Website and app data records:

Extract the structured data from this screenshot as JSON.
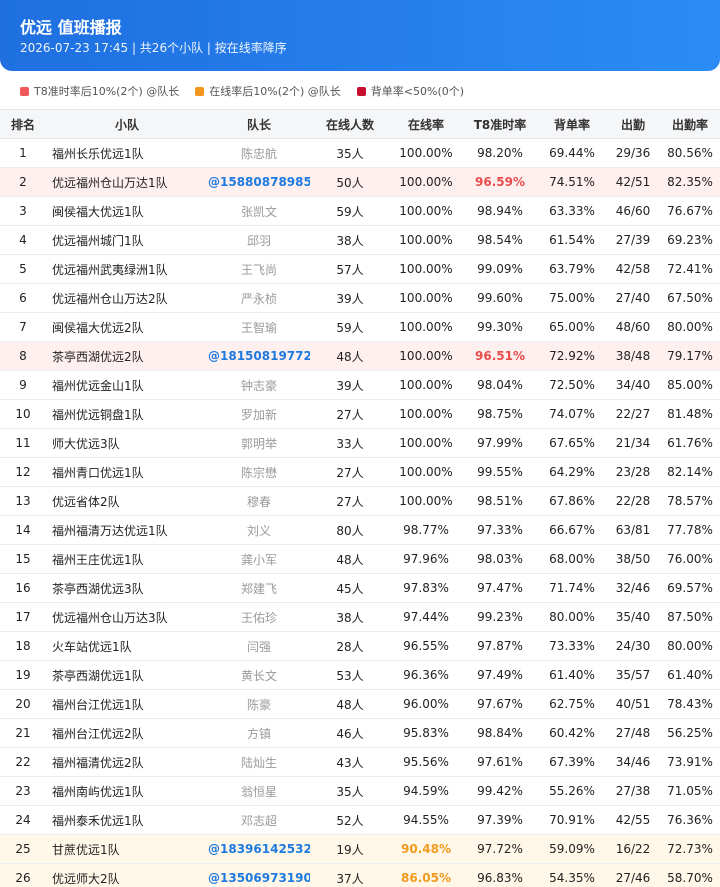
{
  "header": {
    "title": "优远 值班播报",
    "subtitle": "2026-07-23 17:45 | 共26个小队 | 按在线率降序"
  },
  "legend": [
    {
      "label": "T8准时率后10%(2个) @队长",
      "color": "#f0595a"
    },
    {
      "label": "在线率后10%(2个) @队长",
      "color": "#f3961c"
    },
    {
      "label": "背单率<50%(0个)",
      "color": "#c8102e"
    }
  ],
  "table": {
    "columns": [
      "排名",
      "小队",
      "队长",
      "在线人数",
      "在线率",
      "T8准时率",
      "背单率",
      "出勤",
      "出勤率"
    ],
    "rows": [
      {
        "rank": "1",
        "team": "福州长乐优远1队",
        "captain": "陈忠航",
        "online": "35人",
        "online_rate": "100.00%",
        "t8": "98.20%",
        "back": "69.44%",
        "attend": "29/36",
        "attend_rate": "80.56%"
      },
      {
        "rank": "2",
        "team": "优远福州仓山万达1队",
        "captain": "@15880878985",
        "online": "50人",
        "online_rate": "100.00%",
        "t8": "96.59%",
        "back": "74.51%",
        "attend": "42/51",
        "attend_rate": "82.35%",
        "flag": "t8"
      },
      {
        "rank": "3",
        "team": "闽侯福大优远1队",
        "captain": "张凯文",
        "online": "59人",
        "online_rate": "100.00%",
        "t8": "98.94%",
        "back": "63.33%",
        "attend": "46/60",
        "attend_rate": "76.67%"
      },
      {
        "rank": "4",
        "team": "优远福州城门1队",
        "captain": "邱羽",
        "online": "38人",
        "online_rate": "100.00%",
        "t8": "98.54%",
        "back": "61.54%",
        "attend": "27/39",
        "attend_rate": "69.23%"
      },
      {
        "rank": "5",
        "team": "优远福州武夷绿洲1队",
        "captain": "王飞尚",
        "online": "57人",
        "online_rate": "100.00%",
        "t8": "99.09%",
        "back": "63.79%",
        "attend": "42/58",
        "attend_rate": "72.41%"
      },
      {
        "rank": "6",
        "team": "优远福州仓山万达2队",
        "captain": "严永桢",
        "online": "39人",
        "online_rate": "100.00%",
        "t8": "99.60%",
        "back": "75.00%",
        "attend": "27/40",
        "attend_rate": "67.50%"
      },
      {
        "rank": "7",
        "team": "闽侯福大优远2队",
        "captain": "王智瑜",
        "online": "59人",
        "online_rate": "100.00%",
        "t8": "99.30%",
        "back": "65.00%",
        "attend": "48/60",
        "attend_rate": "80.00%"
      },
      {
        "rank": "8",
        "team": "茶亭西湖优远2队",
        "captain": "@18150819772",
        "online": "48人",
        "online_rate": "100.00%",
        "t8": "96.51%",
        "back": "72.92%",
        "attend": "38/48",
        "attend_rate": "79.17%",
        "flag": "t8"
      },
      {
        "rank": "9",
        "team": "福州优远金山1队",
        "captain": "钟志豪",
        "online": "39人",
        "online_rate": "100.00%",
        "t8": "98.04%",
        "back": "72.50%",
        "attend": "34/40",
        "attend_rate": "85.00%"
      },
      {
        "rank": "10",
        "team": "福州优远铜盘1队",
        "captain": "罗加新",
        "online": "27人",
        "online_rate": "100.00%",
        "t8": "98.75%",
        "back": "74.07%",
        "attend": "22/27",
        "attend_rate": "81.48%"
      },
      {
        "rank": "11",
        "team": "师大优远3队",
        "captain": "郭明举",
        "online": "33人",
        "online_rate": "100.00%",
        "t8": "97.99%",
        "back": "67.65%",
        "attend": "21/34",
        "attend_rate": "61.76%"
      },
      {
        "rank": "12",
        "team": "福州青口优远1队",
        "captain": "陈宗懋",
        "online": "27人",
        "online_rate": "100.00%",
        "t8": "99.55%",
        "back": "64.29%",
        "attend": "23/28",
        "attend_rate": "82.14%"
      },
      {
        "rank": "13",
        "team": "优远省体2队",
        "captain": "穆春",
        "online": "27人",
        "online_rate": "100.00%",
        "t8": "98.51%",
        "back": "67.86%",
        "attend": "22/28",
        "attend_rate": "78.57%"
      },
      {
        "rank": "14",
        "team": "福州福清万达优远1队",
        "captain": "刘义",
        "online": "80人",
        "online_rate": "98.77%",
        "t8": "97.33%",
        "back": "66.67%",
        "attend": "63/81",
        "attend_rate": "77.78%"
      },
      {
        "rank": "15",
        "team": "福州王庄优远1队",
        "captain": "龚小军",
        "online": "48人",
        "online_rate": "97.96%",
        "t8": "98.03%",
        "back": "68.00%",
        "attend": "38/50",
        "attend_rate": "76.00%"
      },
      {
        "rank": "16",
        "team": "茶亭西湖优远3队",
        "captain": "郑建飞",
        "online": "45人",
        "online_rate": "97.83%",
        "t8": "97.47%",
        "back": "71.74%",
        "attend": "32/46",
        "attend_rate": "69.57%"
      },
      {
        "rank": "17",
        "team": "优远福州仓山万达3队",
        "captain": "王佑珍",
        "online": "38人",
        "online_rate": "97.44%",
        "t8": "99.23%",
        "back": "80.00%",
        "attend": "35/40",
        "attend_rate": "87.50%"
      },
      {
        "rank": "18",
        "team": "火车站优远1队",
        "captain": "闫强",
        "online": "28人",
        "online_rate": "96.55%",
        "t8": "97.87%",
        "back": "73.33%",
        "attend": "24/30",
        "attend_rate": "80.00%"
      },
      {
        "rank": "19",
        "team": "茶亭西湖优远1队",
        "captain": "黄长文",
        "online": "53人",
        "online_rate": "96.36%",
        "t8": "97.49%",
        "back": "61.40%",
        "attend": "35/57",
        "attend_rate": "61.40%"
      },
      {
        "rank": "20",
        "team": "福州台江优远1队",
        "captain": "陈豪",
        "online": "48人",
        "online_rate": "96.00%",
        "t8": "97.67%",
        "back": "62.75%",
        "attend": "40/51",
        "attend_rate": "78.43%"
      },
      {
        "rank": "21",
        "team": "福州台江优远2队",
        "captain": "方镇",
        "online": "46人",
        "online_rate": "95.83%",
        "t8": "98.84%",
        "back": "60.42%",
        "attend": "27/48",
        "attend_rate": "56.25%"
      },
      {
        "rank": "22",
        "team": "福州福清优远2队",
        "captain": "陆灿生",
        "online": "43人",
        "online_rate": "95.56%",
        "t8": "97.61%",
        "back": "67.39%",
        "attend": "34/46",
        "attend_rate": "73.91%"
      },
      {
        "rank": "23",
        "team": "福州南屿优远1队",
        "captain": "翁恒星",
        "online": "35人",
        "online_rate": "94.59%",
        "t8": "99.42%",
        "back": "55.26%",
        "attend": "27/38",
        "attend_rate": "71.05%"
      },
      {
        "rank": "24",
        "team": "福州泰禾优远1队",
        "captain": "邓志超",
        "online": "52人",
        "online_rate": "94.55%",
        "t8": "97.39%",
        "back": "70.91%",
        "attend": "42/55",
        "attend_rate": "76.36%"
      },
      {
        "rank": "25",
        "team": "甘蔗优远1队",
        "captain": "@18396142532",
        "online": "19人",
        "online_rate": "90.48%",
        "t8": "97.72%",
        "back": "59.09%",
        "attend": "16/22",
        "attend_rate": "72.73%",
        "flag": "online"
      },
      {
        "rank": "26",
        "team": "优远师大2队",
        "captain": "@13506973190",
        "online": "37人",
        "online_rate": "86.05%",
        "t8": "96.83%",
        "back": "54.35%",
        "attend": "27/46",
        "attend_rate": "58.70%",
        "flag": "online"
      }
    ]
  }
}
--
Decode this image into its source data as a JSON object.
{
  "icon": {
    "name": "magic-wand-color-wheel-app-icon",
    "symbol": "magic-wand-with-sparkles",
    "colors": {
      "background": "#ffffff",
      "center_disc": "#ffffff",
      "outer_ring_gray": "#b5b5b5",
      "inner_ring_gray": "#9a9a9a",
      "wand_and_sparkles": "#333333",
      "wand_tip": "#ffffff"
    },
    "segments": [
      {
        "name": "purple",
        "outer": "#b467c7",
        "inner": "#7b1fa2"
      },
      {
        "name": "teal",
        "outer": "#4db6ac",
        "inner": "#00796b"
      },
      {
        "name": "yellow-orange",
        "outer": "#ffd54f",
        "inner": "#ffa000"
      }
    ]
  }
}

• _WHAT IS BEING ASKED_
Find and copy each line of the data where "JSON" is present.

• _RESPONSE TO THE TASK_
Extract the structured data from this screenshot as JSON.
Decode this image into its source data as a JSON object.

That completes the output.